The word “village” threw me off. Driving down the road into our first homestay in a rural Tibetan nomadic community, I was immediately struck by the mere emptiness–the simplicity. The landscape was sparse: grassy hills under a cloudy blue sky. The homes? There were only four, the exact number to house our group, spread out with great distance in between. Not a tree in sight. Fields of grazing yaks filled the landscape. And that was it.
Still, we came here to partake in a different way of life, so we jumped right in. With a small group of three others, I stepped into a small, mudbrick home, guided only by our Tibetan host mother, with whom we didn’t share a language. Here, we didn’t focus on discussion questions or group dynamics. Instead, we sat nervously, sipping our hot yak milk around the stove, hoping not to accidentally offend our gracious host. Of course our stay began with simplicity, given our lack of shared norms or relationships.
As the days went on, the lifestyle became routine: early morning was yak herding; then breakfast; then out to the yard to shovel yak poop for fuel; some days we did laundry in a bucket of warm water; other days we made coils of dried grass to absorb water in the roads; then we came in to chop ingredients and make our lunch. As our lives became routine, our relationships did too. We would laugh together with our host mom. She would motion for us to eat more, and we would rave about how tasty the food was, as we rubbed our bellies to show that we were full. We laughed as she joined in on silly songs or handshakes. She laughed as we tried to pronounce Tibetan words, howling with her whole body whenever I said the word for “beard” while gesturing to my face. The language barrier was no longer a barrier, as we talked to each other constantly with expession and gesturing, without ever the necessity for a precise understanding.
With that, we began to see clearly a different, simpler way of life. Every day is consistent: a routine of expected chores and obligations that the village is completely prepared to address. Less stress responding to unexpected factors. Limited contact with the outside sustains this consistency–they are by no means “cut off” (they have phones, cars, and even TVs), but they are very conscious of which technologies to adopt, maintaining a significantly self-contained lifestyle. And in this self-containment, they completely produce a majority of their resources. Food is largely provided by the animals or gardens. Fuel is gathered from the yaks. Mud provides insulation. The morning chores preserve the simplicity of lifestyle.
We may not have had running water, or common ammenities per se, but a simple way of life certainly had its perks.

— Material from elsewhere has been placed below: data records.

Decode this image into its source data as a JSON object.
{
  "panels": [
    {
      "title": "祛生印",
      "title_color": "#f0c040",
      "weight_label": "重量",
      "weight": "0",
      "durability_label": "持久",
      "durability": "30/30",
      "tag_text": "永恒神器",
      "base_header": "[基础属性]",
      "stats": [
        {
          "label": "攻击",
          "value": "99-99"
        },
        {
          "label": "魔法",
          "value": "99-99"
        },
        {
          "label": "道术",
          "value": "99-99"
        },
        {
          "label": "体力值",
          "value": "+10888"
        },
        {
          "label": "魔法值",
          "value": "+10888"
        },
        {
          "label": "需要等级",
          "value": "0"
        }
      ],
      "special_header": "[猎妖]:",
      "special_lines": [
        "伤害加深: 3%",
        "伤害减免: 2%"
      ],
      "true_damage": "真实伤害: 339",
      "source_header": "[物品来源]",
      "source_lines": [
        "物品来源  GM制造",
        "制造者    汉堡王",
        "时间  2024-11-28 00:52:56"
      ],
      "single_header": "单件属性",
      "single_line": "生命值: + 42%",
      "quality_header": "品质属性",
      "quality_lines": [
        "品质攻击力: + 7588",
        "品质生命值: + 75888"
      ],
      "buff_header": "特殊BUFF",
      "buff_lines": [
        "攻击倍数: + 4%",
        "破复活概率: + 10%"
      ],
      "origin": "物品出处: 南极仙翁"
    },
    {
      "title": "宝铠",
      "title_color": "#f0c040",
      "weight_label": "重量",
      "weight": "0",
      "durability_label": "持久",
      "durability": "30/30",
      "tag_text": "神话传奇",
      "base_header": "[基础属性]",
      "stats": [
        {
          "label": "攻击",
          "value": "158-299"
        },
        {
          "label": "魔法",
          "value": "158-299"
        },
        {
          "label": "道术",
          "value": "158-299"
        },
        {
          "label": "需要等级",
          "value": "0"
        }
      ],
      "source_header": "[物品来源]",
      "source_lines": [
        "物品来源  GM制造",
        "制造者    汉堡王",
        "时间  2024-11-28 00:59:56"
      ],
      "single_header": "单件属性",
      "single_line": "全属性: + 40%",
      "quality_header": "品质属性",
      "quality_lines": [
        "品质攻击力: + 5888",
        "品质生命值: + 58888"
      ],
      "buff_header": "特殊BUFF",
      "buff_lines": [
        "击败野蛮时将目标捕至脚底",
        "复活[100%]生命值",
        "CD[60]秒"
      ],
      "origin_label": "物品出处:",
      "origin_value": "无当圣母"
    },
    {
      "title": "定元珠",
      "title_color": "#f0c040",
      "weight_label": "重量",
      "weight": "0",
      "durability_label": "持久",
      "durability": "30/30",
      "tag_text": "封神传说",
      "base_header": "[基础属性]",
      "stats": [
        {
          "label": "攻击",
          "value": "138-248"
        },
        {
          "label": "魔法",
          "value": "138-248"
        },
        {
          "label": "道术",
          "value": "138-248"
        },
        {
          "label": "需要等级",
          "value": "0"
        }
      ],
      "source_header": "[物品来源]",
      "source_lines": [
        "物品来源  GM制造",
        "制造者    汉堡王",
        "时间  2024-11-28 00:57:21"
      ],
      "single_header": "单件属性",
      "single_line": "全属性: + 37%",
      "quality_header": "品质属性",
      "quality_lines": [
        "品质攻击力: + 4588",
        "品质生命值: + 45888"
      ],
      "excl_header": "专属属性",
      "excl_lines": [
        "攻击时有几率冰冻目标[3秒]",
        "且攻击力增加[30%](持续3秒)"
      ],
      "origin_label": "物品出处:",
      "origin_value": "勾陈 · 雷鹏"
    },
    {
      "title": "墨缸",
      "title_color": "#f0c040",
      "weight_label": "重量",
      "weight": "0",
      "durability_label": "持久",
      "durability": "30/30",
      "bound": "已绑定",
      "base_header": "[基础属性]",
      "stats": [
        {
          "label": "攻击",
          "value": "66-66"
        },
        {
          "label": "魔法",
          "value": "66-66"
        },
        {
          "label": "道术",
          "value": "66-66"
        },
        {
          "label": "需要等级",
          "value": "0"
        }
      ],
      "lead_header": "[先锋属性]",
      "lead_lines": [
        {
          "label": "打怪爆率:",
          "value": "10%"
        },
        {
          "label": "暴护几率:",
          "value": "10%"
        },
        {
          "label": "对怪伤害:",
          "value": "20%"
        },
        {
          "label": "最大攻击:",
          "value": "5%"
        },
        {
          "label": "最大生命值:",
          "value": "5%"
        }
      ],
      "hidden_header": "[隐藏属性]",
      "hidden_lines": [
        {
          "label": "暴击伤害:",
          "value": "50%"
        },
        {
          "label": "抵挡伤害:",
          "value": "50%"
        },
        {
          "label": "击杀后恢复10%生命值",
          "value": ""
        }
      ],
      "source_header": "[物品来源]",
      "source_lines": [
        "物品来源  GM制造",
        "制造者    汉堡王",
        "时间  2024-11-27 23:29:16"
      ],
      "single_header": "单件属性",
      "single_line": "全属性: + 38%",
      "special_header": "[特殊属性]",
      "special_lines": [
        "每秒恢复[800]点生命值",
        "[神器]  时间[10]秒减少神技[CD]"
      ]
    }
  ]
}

A few days in, I felt remarkably relaxed–not the common, Western image of relaxation that features a beach and a healthy fix of laziness, but the sort of relaxation that pairs with fulfillment after a day of hearty work. Relaxation characterized by time well spent.
Some other perks of the “simple life:”• I enjoyed the freshest yogurt I have ever and will ever eat in my life.• The night sky, completely uninhibited by light pollution, showed more stars than I’ve seen in my life.• Warmth and small homes gathered us around the stove at night for time together without distraction, filled with lots of direct joy and laughter.
At home, I’m rather happy with my plumbing, indoor personal space, and plugged-in connections to the world. I should be wary not to over-glorify their lifestyle–many people would be quick to embrace a lifestyle different than their own, without taking the time to appreciate its limitations.
Rather, my focus is on living one’s values. To me, it seemed that the rural Tibetan lifestyle aligned perfectly with their values, prioritizing family, joy, and stability, and minimizing distraction. It makes me consider what I could achieve by working backwards from my values: establishing what it is that I consider important, and then building my life around it. It makes me think that we too can be intentional about which distractions are worth while–we too can consider a simpler life.